[Start of Attachment]

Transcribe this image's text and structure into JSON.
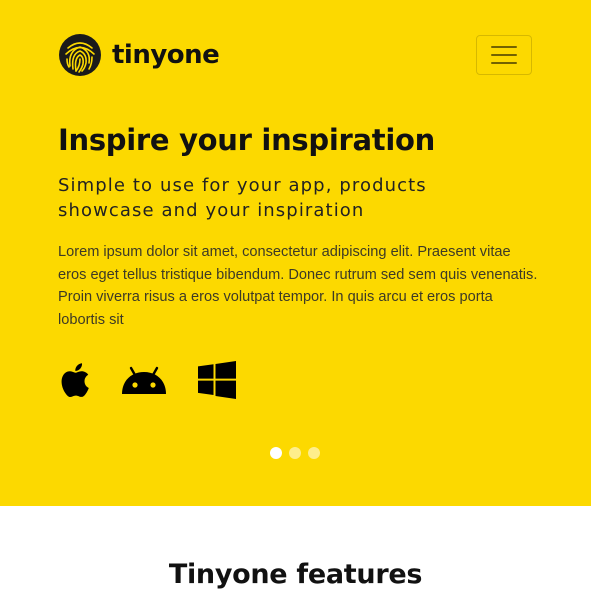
{
  "brand": {
    "name": "tinyone",
    "logo_icon": "fingerprint-icon"
  },
  "navbar": {
    "toggle_icon": "hamburger-menu-icon"
  },
  "hero": {
    "title": "Inspire your inspiration",
    "subtitle": "Simple to use for your app, products showcase and your inspiration",
    "body": "Lorem ipsum dolor sit amet, consectetur adipiscing elit. Praesent vitae eros eget tellus tristique bibendum. Donec rutrum sed sem quis venenatis. Proin viverra risus a eros volutpat tempor. In quis arcu et eros porta lobortis sit",
    "platforms": [
      "apple-icon",
      "android-icon",
      "windows-icon"
    ],
    "background_color": "#fcd900"
  },
  "carousel": {
    "slide_count": 3,
    "active_index": 0
  },
  "features": {
    "title": "Tinyone features"
  }
}
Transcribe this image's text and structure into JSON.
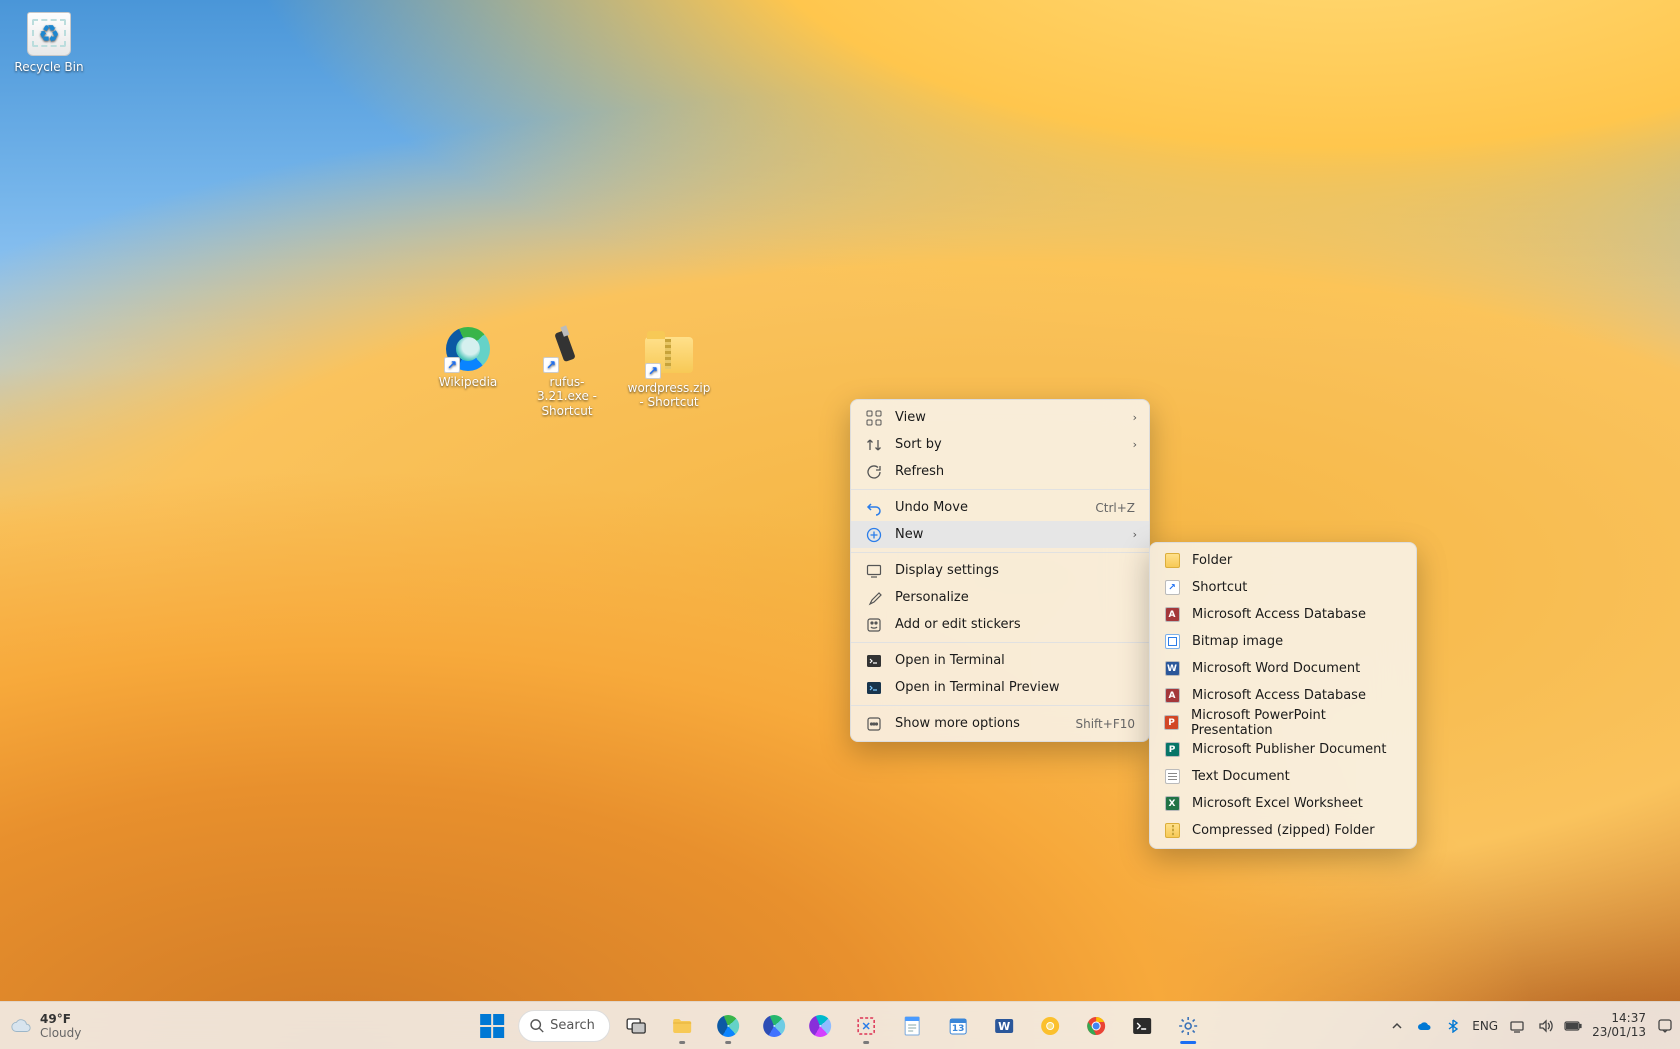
{
  "desktop": {
    "icons": {
      "recycle_bin": "Recycle Bin",
      "wikipedia": "Wikipedia",
      "rufus": "rufus-3.21.exe - Shortcut",
      "wordpress": "wordpress.zip - Shortcut"
    }
  },
  "context_menu": {
    "view": "View",
    "sort_by": "Sort by",
    "refresh": "Refresh",
    "undo_move": "Undo Move",
    "undo_shortcut": "Ctrl+Z",
    "new": "New",
    "display_settings": "Display settings",
    "personalize": "Personalize",
    "stickers": "Add or edit stickers",
    "open_terminal": "Open in Terminal",
    "open_terminal_preview": "Open in Terminal Preview",
    "show_more": "Show more options",
    "show_more_shortcut": "Shift+F10"
  },
  "new_submenu": {
    "folder": "Folder",
    "shortcut": "Shortcut",
    "access": "Microsoft Access Database",
    "bitmap": "Bitmap image",
    "word": "Microsoft Word Document",
    "access2": "Microsoft Access Database",
    "ppt": "Microsoft PowerPoint Presentation",
    "publisher": "Microsoft Publisher Document",
    "text": "Text Document",
    "excel": "Microsoft Excel Worksheet",
    "zip": "Compressed (zipped) Folder"
  },
  "taskbar": {
    "weather": {
      "temp": "49°F",
      "cond": "Cloudy"
    },
    "search_label": "Search",
    "language": "ENG",
    "clock": {
      "time": "14:37",
      "date": "23/01/13"
    }
  }
}
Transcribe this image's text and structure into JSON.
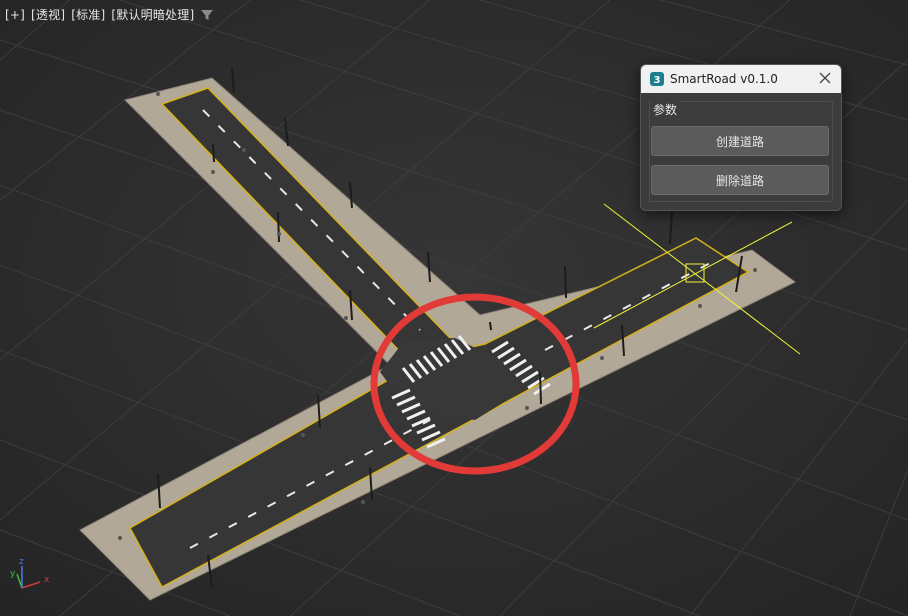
{
  "viewport": {
    "label_plus": "[+]",
    "label_view": "[透视]",
    "label_shading": "[标准]",
    "label_lighting": "[默认明暗处理]",
    "filter_icon": "filter-icon",
    "axis_labels": {
      "x": "x",
      "y": "y",
      "z": "z"
    }
  },
  "dialog": {
    "title": "SmartRoad v0.1.0",
    "app_icon": "3dsmax-icon",
    "close_icon": "close-icon",
    "group_label": "参数",
    "create_button": "创建道路",
    "delete_button": "删除道路"
  },
  "colors": {
    "background": "#2b2b2b",
    "grid": "#3f3f3f",
    "sidewalk": "#b3a99a",
    "asphalt": "#343434",
    "road_edge": "#d4b019",
    "selection": "#f2f23a",
    "highlight_circle": "#e23a36"
  }
}
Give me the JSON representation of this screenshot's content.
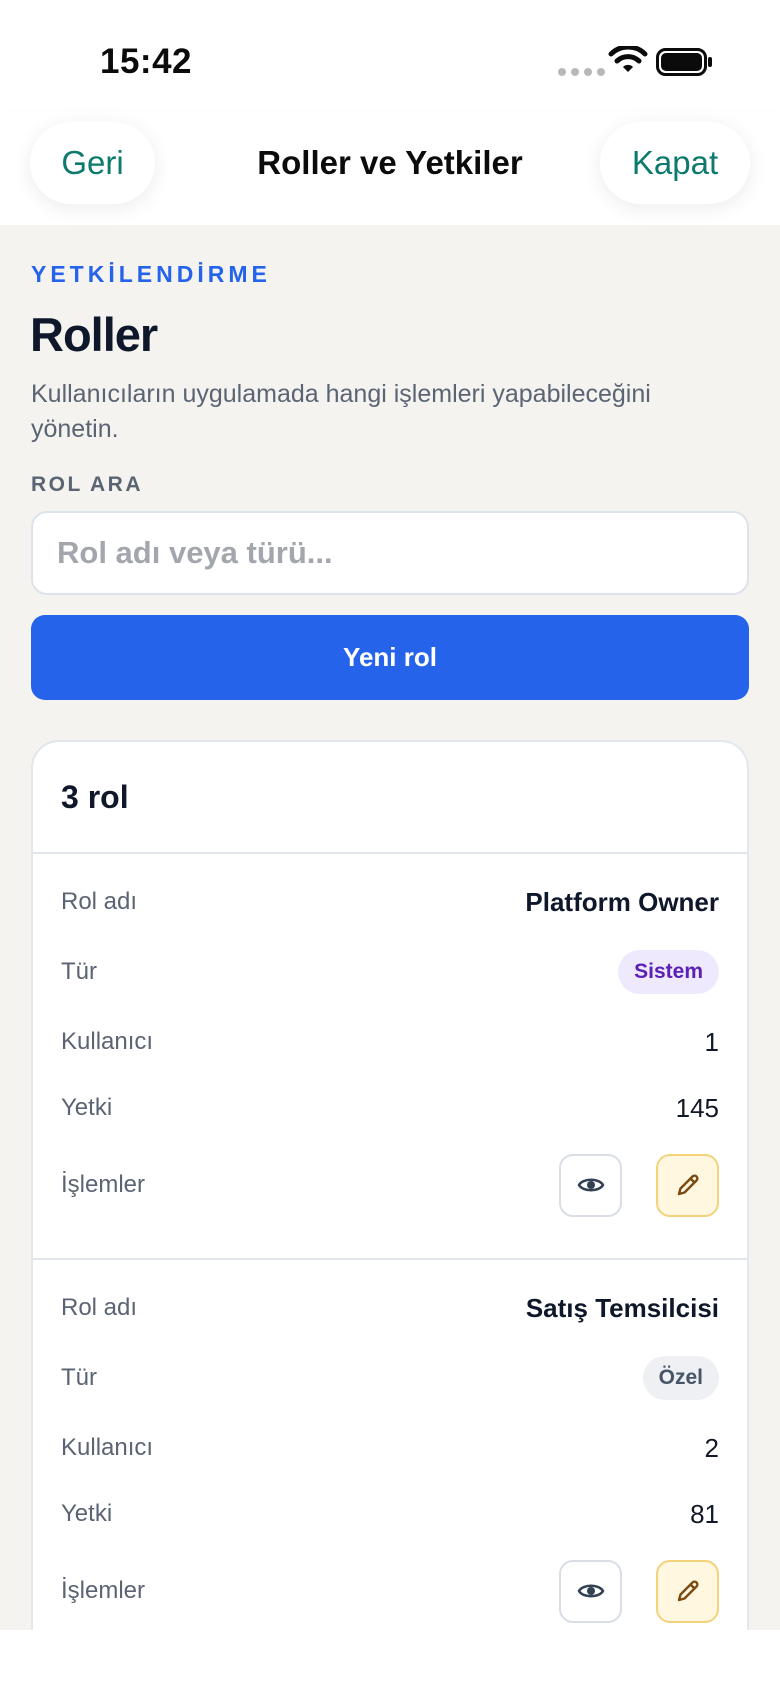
{
  "status_bar": {
    "time": "15:42"
  },
  "nav": {
    "back_label": "Geri",
    "title": "Roller ve Yetkiler",
    "close_label": "Kapat"
  },
  "header": {
    "eyebrow": "YETKİLENDİRME",
    "title": "Roller",
    "subtitle": "Kullanıcıların uygulamada hangi işlemleri yapabileceğini yönetin."
  },
  "search": {
    "label": "ROL ARA",
    "placeholder": "Rol adı veya türü...",
    "value": ""
  },
  "new_role_label": "Yeni rol",
  "list": {
    "count_label": "3 rol",
    "field_labels": {
      "name": "Rol adı",
      "type": "Tür",
      "users": "Kullanıcı",
      "permissions": "Yetki",
      "actions": "İşlemler"
    },
    "roles": [
      {
        "name": "Platform Owner",
        "type": "Sistem",
        "users": "1",
        "permissions": "145"
      },
      {
        "name": "Satış Temsilcisi",
        "type": "Özel",
        "users": "2",
        "permissions": "81"
      }
    ]
  },
  "colors": {
    "accent": "#2563eb",
    "nav_action": "#0e7a6e",
    "background": "#f4f3f0",
    "system_badge_bg": "#efe9fd",
    "system_badge_text": "#5b21b6",
    "edit_button_bg": "#fff7df",
    "edit_button_border": "#f2d27a"
  },
  "icons": {
    "view": "eye-icon",
    "edit": "pencil-icon",
    "wifi": "wifi-icon",
    "battery": "battery-icon",
    "signal": "signal-icon"
  }
}
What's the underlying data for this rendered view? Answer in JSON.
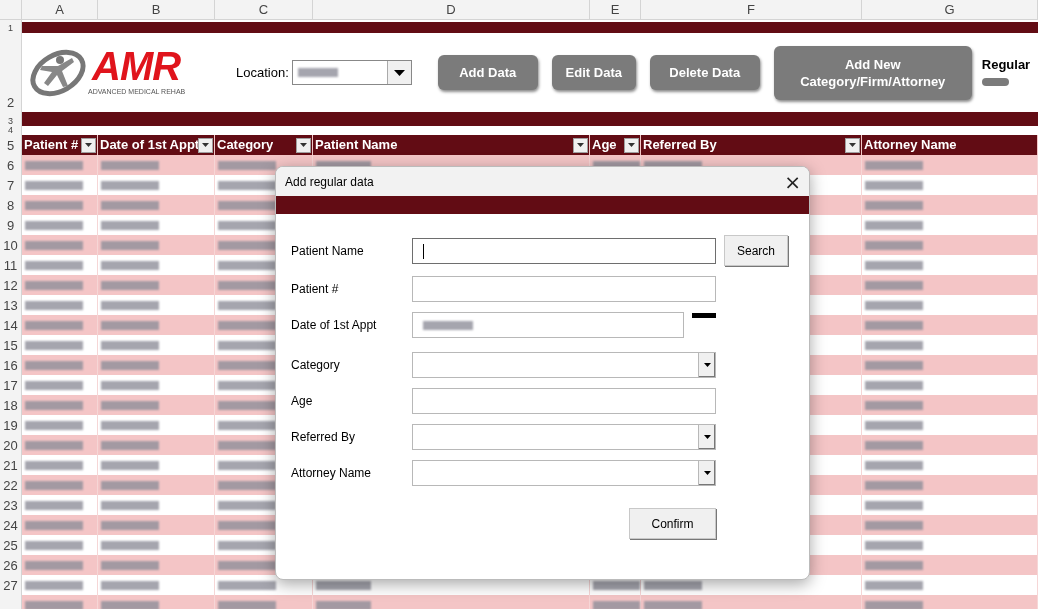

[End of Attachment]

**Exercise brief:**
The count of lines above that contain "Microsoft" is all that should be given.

**Solved problem:**
6